Choosing your lenses
Choosing the right glass to put in front of your sensor is a critical part of any system kit. Most professionals will tell you that it is 'all about the lens,' and in my opinion they are not wrong. A good quality lens makes all the difference. Do however bear in mind that certain lenses are limited to certain systems. Although converters are available in most situations, the cheaper ones often inhibit some basic functionality (i.e. autofocus). Assuming you have settled on a system/brand already, here are some general tips for beginners on selecting some good lenses to cover all eventualities.
“Fast” in this context refers to a lens with a wide aperture. This means that the opening in the lens permits more light than narrower ones. In practical terms this means that you can record more light in a shorter time.
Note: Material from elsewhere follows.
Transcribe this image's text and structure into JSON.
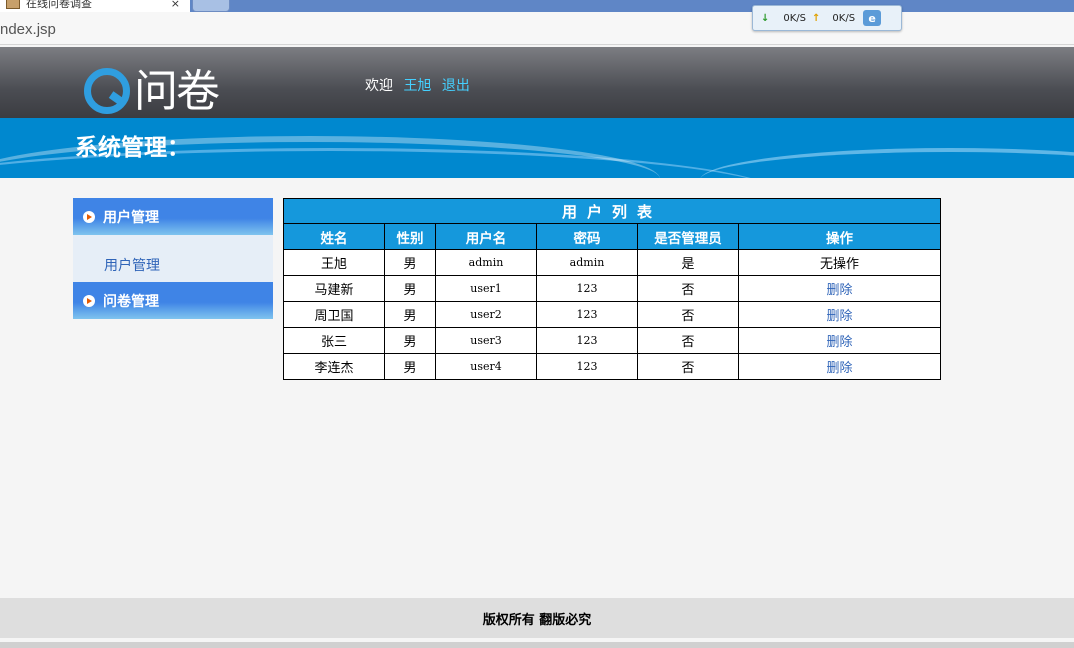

Fast lenses are useful for lowlight situations, as well as creating more bokeh (out of focus blur) for when you want to isolate your subject. A good example of such a lens is sometimes called 'a nifty fifty.' At a focal length of 50mm on a full frame sensor and a maximum aperture of f/1.8 this is a good all-rounder lens and I thoughly recommend having one in your kit bag.
Details fascinate me, and having sufficient length to reach them is vital for the kind of photography that I want to do. As a result, having a dependable telephoto lens is very important. Primes are advised for top quality imagery, and despite what marketing departments say, try and use lense options native to your manufaturer. Standard zooms come in a variety of focal ranges. Using a teleconverter for extra reach permits either 1.4x or 2x magnification on top of this, and utilises an effective crop of the central part of the frame, which is usually the sharpest. It is easy to spend a lot of money on telephoto and prime lenses, sadly. I use a lot of vintage glass and make the most of what I have.
There are some situations where you will have no hope of fitting everything in one frame. From mountainous vistas to street scenes and close quartered, cramped venues, having a wide angle lens is simply essential if you want to capture the scale of a place; be it large or small. The widest I have ever owned was a SIGMA 8-16mm, which - if anything, was a little too wide... I favour rectilinear wide-angles over fisheye lenses as barrel distortion is easier to correct in post processing. This is not to say however that fisheyes do not have their place in your kit bag. In fact they are a great deal of fun, and can be of great effect in landscape situations where you do not notice the bulbous pincushion distortions that are symptomatic of this kind of lens.
A mid-range zoom, or sometimes referred to as a 'travel' zoom is a fairly self explanatory addition. Around 40-150mm is a standard focal length range, and proves to be a very flexible when shooting from a car window or similar. I find my travel zoom spends most time on my camera when I am shooting portraits and street photography. This kind of lens grants you just enough zoom to isolate details, while still being able to manage when you find a broader subject.
Lots of people will tell you not to bother weighing down your already cumbersome kit bag with anything non-essential, but I believe there needs to be more fun in one's everyday. From reflex lenses to macro tubes, there is always something to interest me and fiddle about with. Some of the cheaper third-party lenses offer some zany focal lengths/distortions. Also, you may consider buying some vintage glass. Manual lenses teach you a huge amount about basic photography and are a joy to use. Such experimentation is good for creativity. Finding out how much fun you can have with different gear is half the joy of photography; in my view at least.